Page and application data records:
========

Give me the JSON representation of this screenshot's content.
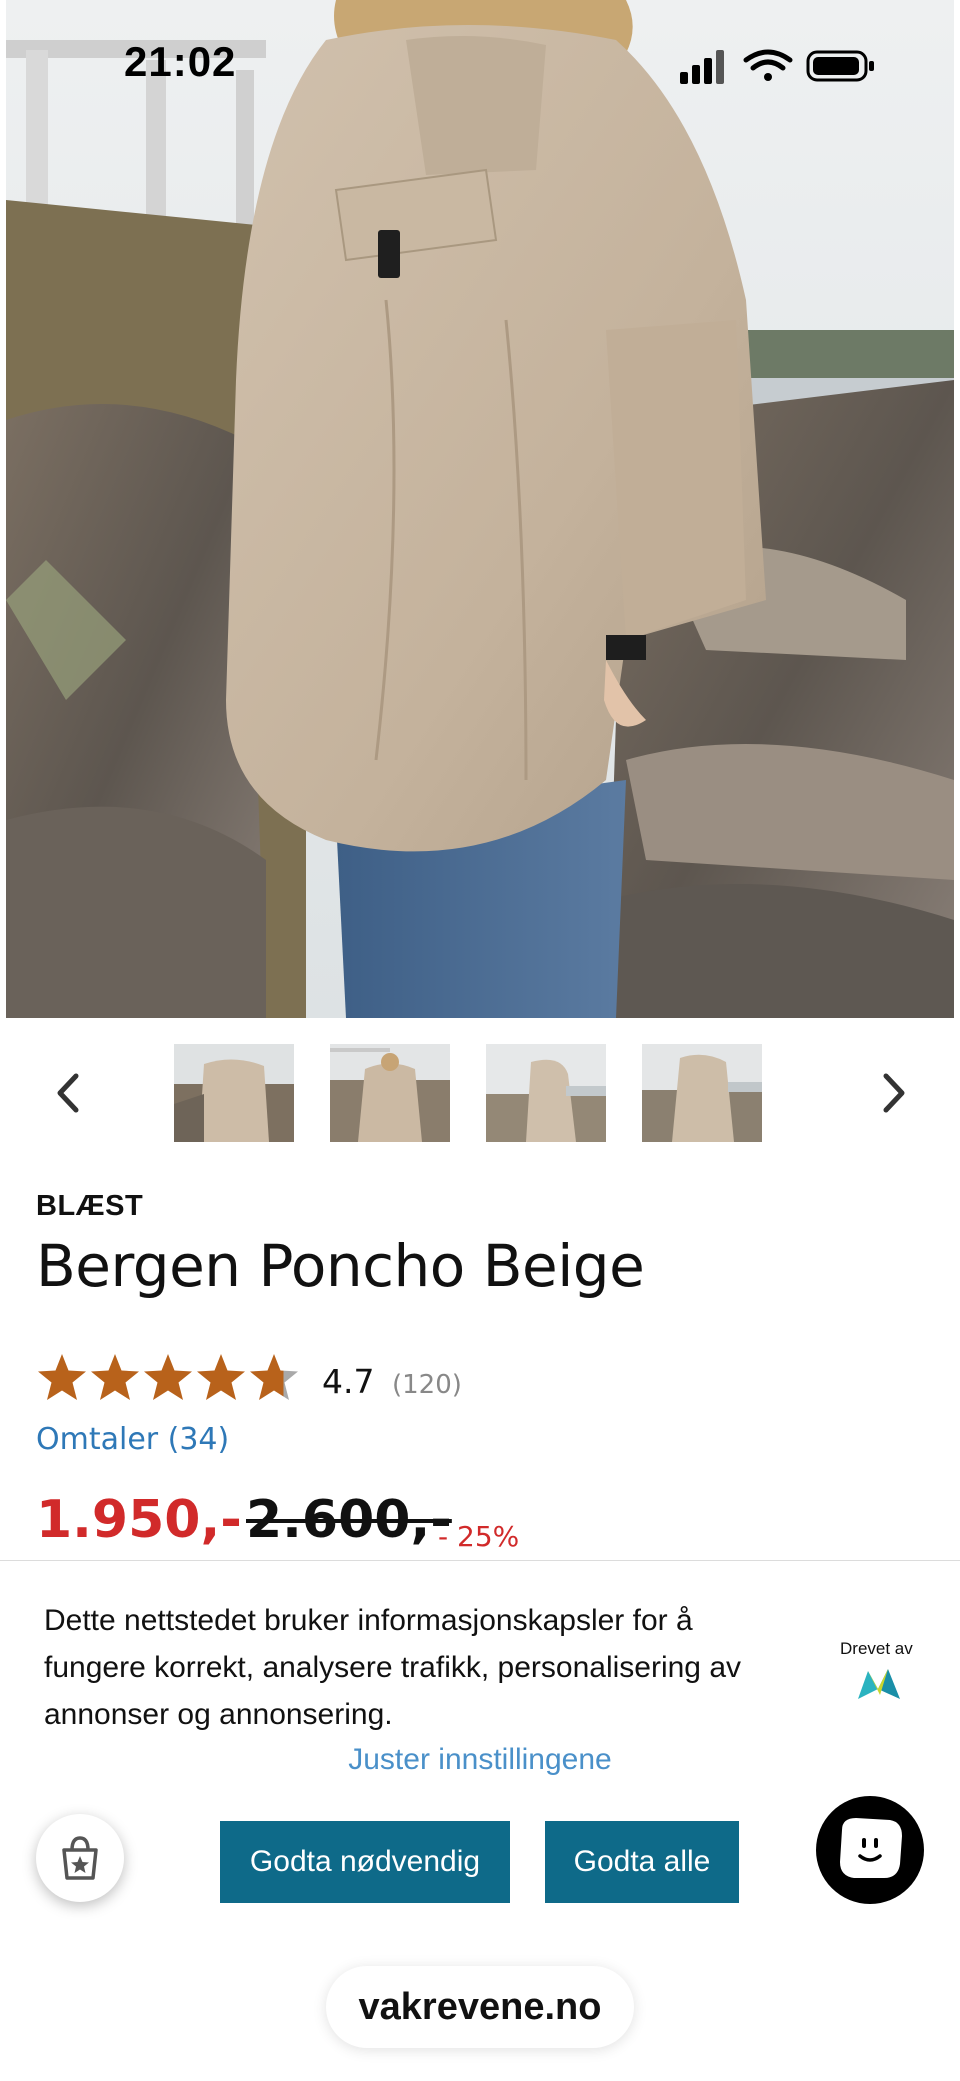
{
  "status_bar": {
    "time": "21:02"
  },
  "icons": {
    "signal": "signal-icon",
    "wifi": "wifi-icon",
    "battery": "battery-icon",
    "prev": "chevron-left-icon",
    "next": "chevron-right-icon",
    "bag": "shopping-bag-icon",
    "chat": "chat-smiley-icon"
  },
  "product": {
    "brand": "BLÆST",
    "title": "Bergen Poncho Beige",
    "rating": {
      "value": "4.7",
      "count": "(120)",
      "stars": 4.7,
      "max": 5
    },
    "reviews_link": "Omtaler (34)",
    "price": "1.950,-",
    "old_price": "2.600,-",
    "discount": "- 25%"
  },
  "cookie_banner": {
    "text": "Dette nettstedet bruker informasjonskapsler for å fungere korrekt, analysere trafikk, personalisering av annonser og annonsering.",
    "powered_by": "Drevet av",
    "settings_link": "Juster innstillingene",
    "accept_necessary": "Godta nødvendig",
    "accept_all": "Godta alle"
  },
  "browser": {
    "url": "vakrevene.no"
  },
  "colors": {
    "price_red": "#d12a2a",
    "star_orange": "#b8621b",
    "link_blue": "#2e78b7",
    "button_teal": "#0e6a89",
    "poncho_beige": "#c9b8a3"
  }
}
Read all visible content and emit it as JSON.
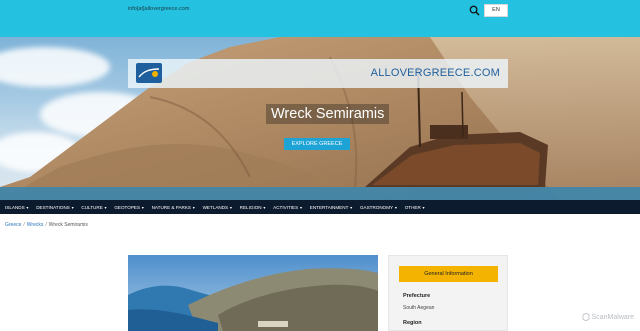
{
  "header": {
    "email": "info[at]allovergreece.com",
    "lang": "EN",
    "site_name": "ALLOVERGREECE.COM"
  },
  "hero": {
    "title": "Wreck Semiramis",
    "cta": "EXPLORE GREECE"
  },
  "nav": {
    "items": [
      "ISLANDS",
      "DESTINATIONS",
      "CULTURE",
      "GEOTOPES",
      "NATURE & PARKS",
      "WETLANDS",
      "RELIGION",
      "ACTIVITIES",
      "ENTERTAINMENT",
      "GASTRONOMY",
      "OTHER"
    ]
  },
  "breadcrumb": {
    "home": "Greece",
    "section": "Wrecks",
    "current": "Wreck Semiramis"
  },
  "info": {
    "button": "General Information",
    "prefecture_label": "Prefecture",
    "prefecture_value": "South Aegean",
    "region_label": "Region"
  },
  "watermark": "ScanMalware",
  "colors": {
    "topbar": "#24c2e0",
    "nav": "#0c1b2e",
    "accent": "#f3b300",
    "cta": "#1ea3d6"
  }
}
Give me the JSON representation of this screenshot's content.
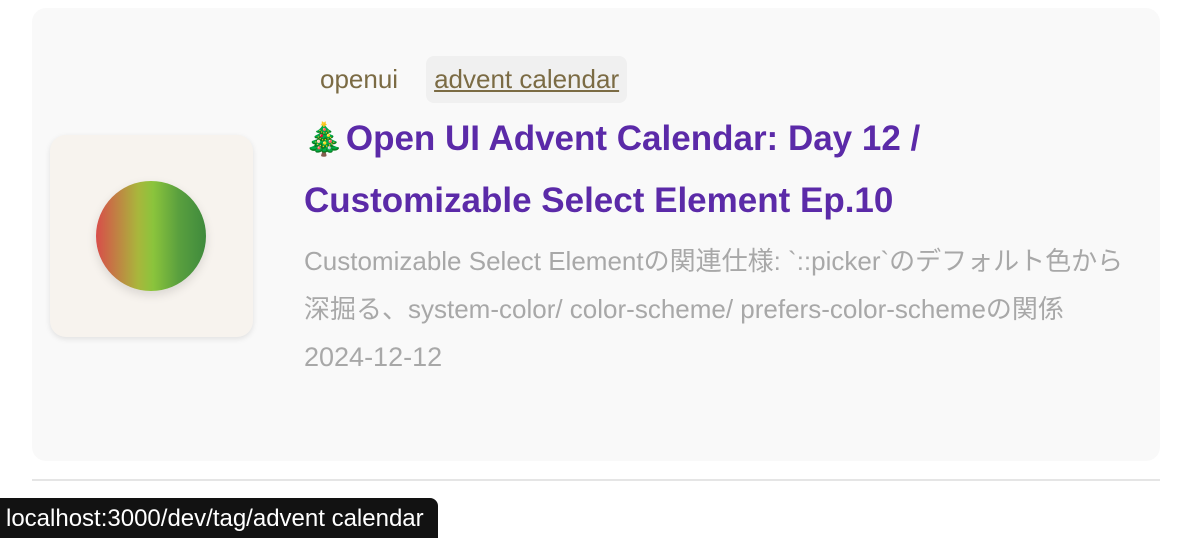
{
  "card": {
    "tags": [
      {
        "label": "openui",
        "active": false
      },
      {
        "label": "advent calendar",
        "active": true
      }
    ],
    "title_emoji": "🎄",
    "title": "Open UI Advent Calendar: Day 12 / Customizable Select Element Ep.10",
    "description": "Customizable Select Elementの関連仕様: `::picker`のデフォルト色から深掘る、system-color/ color-scheme/ prefers-color-schemeの関係",
    "date": "2024-12-12",
    "thumbnail_icon": "gradient-circle-icon"
  },
  "status_bar": {
    "url": "localhost:3000/dev/tag/advent calendar"
  },
  "colors": {
    "title": "#5b2aa8",
    "tag": "#7b6b44",
    "muted_text": "#a8a8a8",
    "card_bg": "#f9f9f9"
  }
}
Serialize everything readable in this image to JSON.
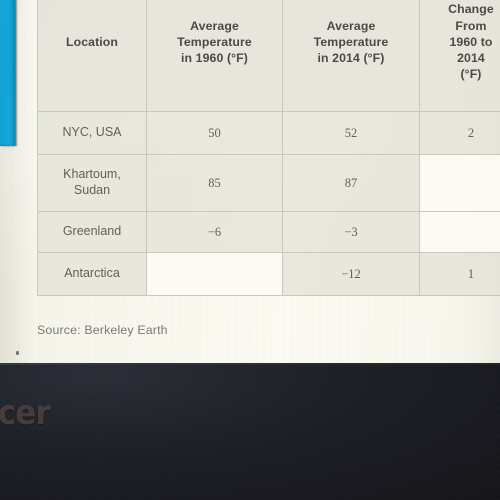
{
  "photo": {
    "surface": "textbook-page",
    "page_bg_color": "#f6f5ed",
    "bezel_color": "#1c1e26",
    "blue_strip_color": "#13a3d6"
  },
  "table": {
    "headers": [
      "Location",
      "Average Temperature in 1960 (°F)",
      "Average Temperature in 2014 (°F)",
      "Change From 1960 to 2014 (°F)"
    ],
    "header_lines": {
      "location": [
        "Location"
      ],
      "avg_1960": [
        "Average",
        "Temperature",
        "in 1960 (°F)"
      ],
      "avg_2014": [
        "Average",
        "Temperature",
        "in 2014 (°F)"
      ],
      "change": [
        "Change",
        "From",
        "1960 to",
        "2014",
        "(°F)"
      ]
    },
    "rows": [
      {
        "location_lines": [
          "NYC, USA"
        ],
        "location": "NYC, USA",
        "avg_1960": "50",
        "avg_2014": "52",
        "change": "2"
      },
      {
        "location_lines": [
          "Khartoum,",
          "Sudan"
        ],
        "location": "Khartoum, Sudan",
        "avg_1960": "85",
        "avg_2014": "87",
        "change": ""
      },
      {
        "location_lines": [
          "Greenland"
        ],
        "location": "Greenland",
        "avg_1960": "−6",
        "avg_2014": "−3",
        "change": ""
      },
      {
        "location_lines": [
          "Antarctica"
        ],
        "location": "Antarctica",
        "avg_1960": "",
        "avg_2014": "−12",
        "change": "1"
      }
    ]
  },
  "caption": {
    "source": "Source: Berkeley Earth"
  },
  "hardware": {
    "brand_logo": "acer"
  }
}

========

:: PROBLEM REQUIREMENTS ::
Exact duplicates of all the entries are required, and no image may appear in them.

:: ANSWER TO THIS TASK ::
Give me the JSON representation of this screenshot's content.
{
  "status_bar": {
    "time": "21:02"
  },
  "icons": {
    "signal": "signal-icon",
    "wifi": "wifi-icon",
    "battery": "battery-icon",
    "prev": "chevron-left-icon",
    "next": "chevron-right-icon",
    "bag": "shopping-bag-icon",
    "chat": "chat-smiley-icon"
  },
  "product": {
    "brand": "BLÆST",
    "title": "Bergen Poncho Beige",
    "rating": {
      "value": "4.7",
      "count": "(120)",
      "stars": 4.7,
      "max": 5
    },
    "reviews_link": "Omtaler (34)",
    "price": "1.950,-",
    "old_price": "2.600,-",
    "discount": "- 25%"
  },
  "cookie_banner": {
    "text": "Dette nettstedet bruker informasjonskapsler for å fungere korrekt, analysere trafikk, personalisering av annonser og annonsering.",
    "powered_by": "Drevet av",
    "settings_link": "Juster innstillingene",
    "accept_necessary": "Godta nødvendig",
    "accept_all": "Godta alle"
  },
  "browser": {
    "url": "vakrevene.no"
  },
  "colors": {
    "price_red": "#d12a2a",
    "star_orange": "#b8621b",
    "link_blue": "#2e78b7",
    "button_teal": "#0e6a89",
    "poncho_beige": "#c9b8a3"
  }
}
Read all visible content and emit it as JSON.
{
  "header": {
    "email": "info[at]allovergreece.com",
    "lang": "EN",
    "site_name": "ALLOVERGREECE.COM"
  },
  "hero": {
    "title": "Wreck Semiramis",
    "cta": "EXPLORE GREECE"
  },
  "nav": {
    "items": [
      "ISLANDS",
      "DESTINATIONS",
      "CULTURE",
      "GEOTOPES",
      "NATURE & PARKS",
      "WETLANDS",
      "RELIGION",
      "ACTIVITIES",
      "ENTERTAINMENT",
      "GASTRONOMY",
      "OTHER"
    ]
  },
  "breadcrumb": {
    "home": "Greece",
    "section": "Wrecks",
    "current": "Wreck Semiramis"
  },
  "info": {
    "button": "General Information",
    "prefecture_label": "Prefecture",
    "prefecture_value": "South Aegean",
    "region_label": "Region"
  },
  "watermark": "ScanMalware",
  "colors": {
    "topbar": "#24c2e0",
    "nav": "#0c1b2e",
    "accent": "#f3b300",
    "cta": "#1ea3d6"
  }
}
Give me the JSON representation of this screenshot's content.
{
  "card": {
    "tags": [
      {
        "label": "openui",
        "active": false
      },
      {
        "label": "advent calendar",
        "active": true
      }
    ],
    "title_emoji": "🎄",
    "title": "Open UI Advent Calendar: Day 12 / Customizable Select Element Ep.10",
    "description": "Customizable Select Elementの関連仕様: `::picker`のデフォルト色から深掘る、system-color/ color-scheme/ prefers-color-schemeの関係",
    "date": "2024-12-12",
    "thumbnail_icon": "gradient-circle-icon"
  },
  "status_bar": {
    "url": "localhost:3000/dev/tag/advent calendar"
  },
  "colors": {
    "title": "#5b2aa8",
    "tag": "#7b6b44",
    "muted_text": "#a8a8a8",
    "card_bg": "#f9f9f9"
  }
}
Serialize everything readable in this image to JSON.
{
  "photo": {
    "surface": "textbook-page",
    "page_bg_color": "#f6f5ed",
    "bezel_color": "#1c1e26",
    "blue_strip_color": "#13a3d6"
  },
  "table": {
    "headers": [
      "Location",
      "Average Temperature in 1960 (°F)",
      "Average Temperature in 2014 (°F)",
      "Change From 1960 to 2014 (°F)"
    ],
    "header_lines": {
      "location": [
        "Location"
      ],
      "avg_1960": [
        "Average",
        "Temperature",
        "in 1960 (°F)"
      ],
      "avg_2014": [
        "Average",
        "Temperature",
        "in 2014 (°F)"
      ],
      "change": [
        "Change",
        "From",
        "1960 to",
        "2014",
        "(°F)"
      ]
    },
    "rows": [
      {
        "location_lines": [
          "NYC, USA"
        ],
        "location": "NYC, USA",
        "avg_1960": "50",
        "avg_2014": "52",
        "change": "2"
      },
      {
        "location_lines": [
          "Khartoum,",
          "Sudan"
        ],
        "location": "Khartoum, Sudan",
        "avg_1960": "85",
        "avg_2014": "87",
        "change": ""
      },
      {
        "location_lines": [
          "Greenland"
        ],
        "location": "Greenland",
        "avg_1960": "−6",
        "avg_2014": "−3",
        "change": ""
      },
      {
        "location_lines": [
          "Antarctica"
        ],
        "location": "Antarctica",
        "avg_1960": "",
        "avg_2014": "−12",
        "change": "1"
      }
    ]
  },
  "caption": {
    "source": "Source: Berkeley Earth"
  },
  "hardware": {
    "brand_logo": "acer"
  }
}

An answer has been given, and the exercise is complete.